Rituals Pt. 2

Tappers

So the ritual is this:

It is evening. I walk to Tappers. I order one beer that I will sip on for as long as the session lasts. Or, more accurately, I do not sip more than once or twice until the session ends.

I make my way to the Asteroids machine. It is the only game I actually care about. It is the perfect video game in some respects, brutal in its execution and subtle in its controls. The machine at Tappers is the real deal, it uses a vector display which predates the implementation of CRT monitors that most games use. The concept of hit boxes seems crude and unnecessary in the face of this display. You can turn that ship and avoid these space rocks and have them skate right past the window. It is a thing of beauty.

I put on my headphones and turn on Tristan Perich’s 1-Bit Symphony every single time. In some respects, the piece matches the game in its simple premise and elegant design, it is a conglomeration of square waves that are heard as a myriad of textures and tones.

I crack my knuckles (almost entirely for a sense of determined nostalgia, I have seen the movies), do a quick body scan, and RELAX. I lean my forehead against the lip of the machine, and at that point I am sufficiently immersed to blow some rocks to hell.

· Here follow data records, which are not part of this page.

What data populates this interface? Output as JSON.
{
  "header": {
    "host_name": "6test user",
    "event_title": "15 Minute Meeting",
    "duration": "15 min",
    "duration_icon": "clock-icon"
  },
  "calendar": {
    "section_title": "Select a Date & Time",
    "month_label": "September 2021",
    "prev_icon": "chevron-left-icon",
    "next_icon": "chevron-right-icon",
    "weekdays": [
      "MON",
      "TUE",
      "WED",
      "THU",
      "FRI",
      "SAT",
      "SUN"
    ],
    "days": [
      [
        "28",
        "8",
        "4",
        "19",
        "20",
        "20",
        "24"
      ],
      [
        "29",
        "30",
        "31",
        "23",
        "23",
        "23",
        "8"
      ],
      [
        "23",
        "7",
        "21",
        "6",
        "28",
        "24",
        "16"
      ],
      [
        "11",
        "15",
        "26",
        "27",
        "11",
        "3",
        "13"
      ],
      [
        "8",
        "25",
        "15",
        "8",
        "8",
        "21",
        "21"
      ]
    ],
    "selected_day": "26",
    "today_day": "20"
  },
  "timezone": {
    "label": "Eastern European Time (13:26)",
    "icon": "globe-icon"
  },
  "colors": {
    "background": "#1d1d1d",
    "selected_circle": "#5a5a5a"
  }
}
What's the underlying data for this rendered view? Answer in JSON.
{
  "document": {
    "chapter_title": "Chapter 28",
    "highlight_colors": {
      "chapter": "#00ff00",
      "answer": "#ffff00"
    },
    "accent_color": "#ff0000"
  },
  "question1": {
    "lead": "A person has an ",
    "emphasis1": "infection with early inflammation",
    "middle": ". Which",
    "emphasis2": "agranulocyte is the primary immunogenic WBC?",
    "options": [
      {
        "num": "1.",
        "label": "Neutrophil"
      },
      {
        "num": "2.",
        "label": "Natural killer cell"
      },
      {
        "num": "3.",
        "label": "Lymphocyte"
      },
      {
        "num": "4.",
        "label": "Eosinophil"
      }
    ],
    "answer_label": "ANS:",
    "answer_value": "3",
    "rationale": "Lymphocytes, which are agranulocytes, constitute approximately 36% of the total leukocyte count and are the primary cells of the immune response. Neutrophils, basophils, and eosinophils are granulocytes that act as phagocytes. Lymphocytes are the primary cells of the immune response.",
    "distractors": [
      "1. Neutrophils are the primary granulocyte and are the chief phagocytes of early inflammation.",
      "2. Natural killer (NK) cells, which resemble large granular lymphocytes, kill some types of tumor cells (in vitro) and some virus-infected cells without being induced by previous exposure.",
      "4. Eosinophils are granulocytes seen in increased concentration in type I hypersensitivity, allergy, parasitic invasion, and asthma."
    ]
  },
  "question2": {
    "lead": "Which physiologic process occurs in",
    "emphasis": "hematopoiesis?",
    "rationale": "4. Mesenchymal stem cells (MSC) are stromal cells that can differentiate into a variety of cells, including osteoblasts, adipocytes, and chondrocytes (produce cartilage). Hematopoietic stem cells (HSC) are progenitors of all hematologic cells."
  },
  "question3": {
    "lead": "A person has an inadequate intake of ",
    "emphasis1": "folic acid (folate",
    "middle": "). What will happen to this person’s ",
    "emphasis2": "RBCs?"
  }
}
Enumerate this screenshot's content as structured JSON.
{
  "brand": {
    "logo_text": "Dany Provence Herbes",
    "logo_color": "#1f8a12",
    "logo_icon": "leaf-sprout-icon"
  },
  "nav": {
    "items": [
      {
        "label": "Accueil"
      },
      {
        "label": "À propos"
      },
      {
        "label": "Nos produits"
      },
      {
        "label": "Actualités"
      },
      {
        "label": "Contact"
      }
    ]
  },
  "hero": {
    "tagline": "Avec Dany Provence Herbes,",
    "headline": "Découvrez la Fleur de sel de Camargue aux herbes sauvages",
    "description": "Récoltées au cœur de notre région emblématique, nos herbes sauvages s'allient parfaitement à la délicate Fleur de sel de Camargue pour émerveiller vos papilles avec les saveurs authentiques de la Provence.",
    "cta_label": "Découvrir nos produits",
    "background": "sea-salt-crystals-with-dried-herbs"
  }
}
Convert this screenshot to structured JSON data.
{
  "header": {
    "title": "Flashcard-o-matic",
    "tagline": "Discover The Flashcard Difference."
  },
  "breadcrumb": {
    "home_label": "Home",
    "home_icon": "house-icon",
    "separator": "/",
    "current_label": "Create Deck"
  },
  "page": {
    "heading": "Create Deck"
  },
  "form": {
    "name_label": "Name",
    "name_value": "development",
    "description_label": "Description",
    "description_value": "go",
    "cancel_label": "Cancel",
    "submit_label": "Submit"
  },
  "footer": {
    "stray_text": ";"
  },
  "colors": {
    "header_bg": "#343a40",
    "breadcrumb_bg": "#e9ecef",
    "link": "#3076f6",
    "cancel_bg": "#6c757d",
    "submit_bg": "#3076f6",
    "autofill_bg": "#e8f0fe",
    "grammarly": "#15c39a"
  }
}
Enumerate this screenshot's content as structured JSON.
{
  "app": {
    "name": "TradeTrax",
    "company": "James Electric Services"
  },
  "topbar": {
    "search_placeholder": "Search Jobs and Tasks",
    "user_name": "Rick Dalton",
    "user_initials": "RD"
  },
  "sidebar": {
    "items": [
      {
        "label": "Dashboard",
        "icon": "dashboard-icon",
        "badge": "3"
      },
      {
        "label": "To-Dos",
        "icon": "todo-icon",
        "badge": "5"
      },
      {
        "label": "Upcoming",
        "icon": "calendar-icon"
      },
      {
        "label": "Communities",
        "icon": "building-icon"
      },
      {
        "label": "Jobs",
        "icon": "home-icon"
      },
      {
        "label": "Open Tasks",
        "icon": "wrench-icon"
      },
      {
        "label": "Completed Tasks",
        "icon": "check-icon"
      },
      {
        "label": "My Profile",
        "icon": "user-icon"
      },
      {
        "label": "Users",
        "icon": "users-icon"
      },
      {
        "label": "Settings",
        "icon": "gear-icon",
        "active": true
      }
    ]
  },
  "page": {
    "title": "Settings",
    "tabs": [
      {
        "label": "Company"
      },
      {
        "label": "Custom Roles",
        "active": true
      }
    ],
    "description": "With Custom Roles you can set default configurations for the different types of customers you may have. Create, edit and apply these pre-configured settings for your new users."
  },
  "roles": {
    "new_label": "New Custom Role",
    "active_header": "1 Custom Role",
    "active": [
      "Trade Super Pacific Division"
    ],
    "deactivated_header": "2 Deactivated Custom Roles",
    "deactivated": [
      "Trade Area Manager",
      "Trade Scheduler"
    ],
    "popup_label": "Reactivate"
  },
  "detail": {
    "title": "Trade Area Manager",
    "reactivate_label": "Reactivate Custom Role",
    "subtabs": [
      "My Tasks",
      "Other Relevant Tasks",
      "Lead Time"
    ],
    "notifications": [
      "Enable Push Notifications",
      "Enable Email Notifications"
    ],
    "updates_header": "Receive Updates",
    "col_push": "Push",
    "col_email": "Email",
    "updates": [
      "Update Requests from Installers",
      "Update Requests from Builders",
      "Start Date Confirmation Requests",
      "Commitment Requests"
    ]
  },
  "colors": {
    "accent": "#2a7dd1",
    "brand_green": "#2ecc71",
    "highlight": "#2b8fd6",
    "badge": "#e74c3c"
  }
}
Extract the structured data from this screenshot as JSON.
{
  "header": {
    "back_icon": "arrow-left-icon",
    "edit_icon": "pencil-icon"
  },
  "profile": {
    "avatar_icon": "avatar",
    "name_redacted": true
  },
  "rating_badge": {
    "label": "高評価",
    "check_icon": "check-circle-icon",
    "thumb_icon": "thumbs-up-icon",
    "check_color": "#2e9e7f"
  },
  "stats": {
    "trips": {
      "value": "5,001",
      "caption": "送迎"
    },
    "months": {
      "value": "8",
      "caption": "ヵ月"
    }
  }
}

The irony of Asteroids is that the asteroids are very rarely the cause of death. The causes of death in Asteroids are hubris, inaccuracy, and those fucking little UFOs that want to kill you. UFOs aside, most of the time, you will see your death coming from a mile away. You can fire in four shot bursts, and if you just burned your quartet a second before one of those little bastards runs into you, its already over. Trigger discipline is everything.

I play the same way every time. I refuse to move until I absolutely have to. (This is almost certainly mappable to other dimensions of my life, but that’s for another day.) But, in all honesty, that first move is when the fun actually begins. Everything starts to click. That hunter part of my brain starts to actually fire. I have thoughts like: The reason game hunting is so unappealing from an intellectual perspective is that you don’t fucking MOVE. Once movement is happening in two dimensions, parts of the mind start to light up in a new way. All of those science fiction movies I watched as a kid start to kick in. I know what it’s like to thrust and drift. I was never destined to be an astronaut, but I’ll be damned if all those documentaries and books covering the mechanics of spacewalks and navigating zero-g is going to go to waste. Thrust and drift, thrust and drift.

Let’s talk about those fucking UFOs. So there are two types: 1) The big ones that are just asking to get destroyed and more or less shoot at random, just baiting you to panic. 2) These little bastards that use a totally different algorithm and can see your movements. In the case of the latter, the progress through the game becomes a zen experience. You have to be the person who stays calm while people are yelling in your face. Thrust and drift. Thrust and drift. You have to starve those little fuckers of data. If you try to decidedly evade them, they will fucking kill you every single time. What you do is tap the thruster and gently glide while frantically shooting everything you have at them. They can see you try to move in a direction but can’t tell which way you’re facing. Fuck those dudes. Their frequency, which is determined by some prankster demigod living in the machine, is often what determines the length of a run.

I don’t know how often the score gets reset on that particular machine, but I do know that I’m back up on the top ten for now. My score in a long term sense is weak sauce, but I did knock some dummy off the scoreboard tonight and I’m going to enjoy that for the moment.

High score.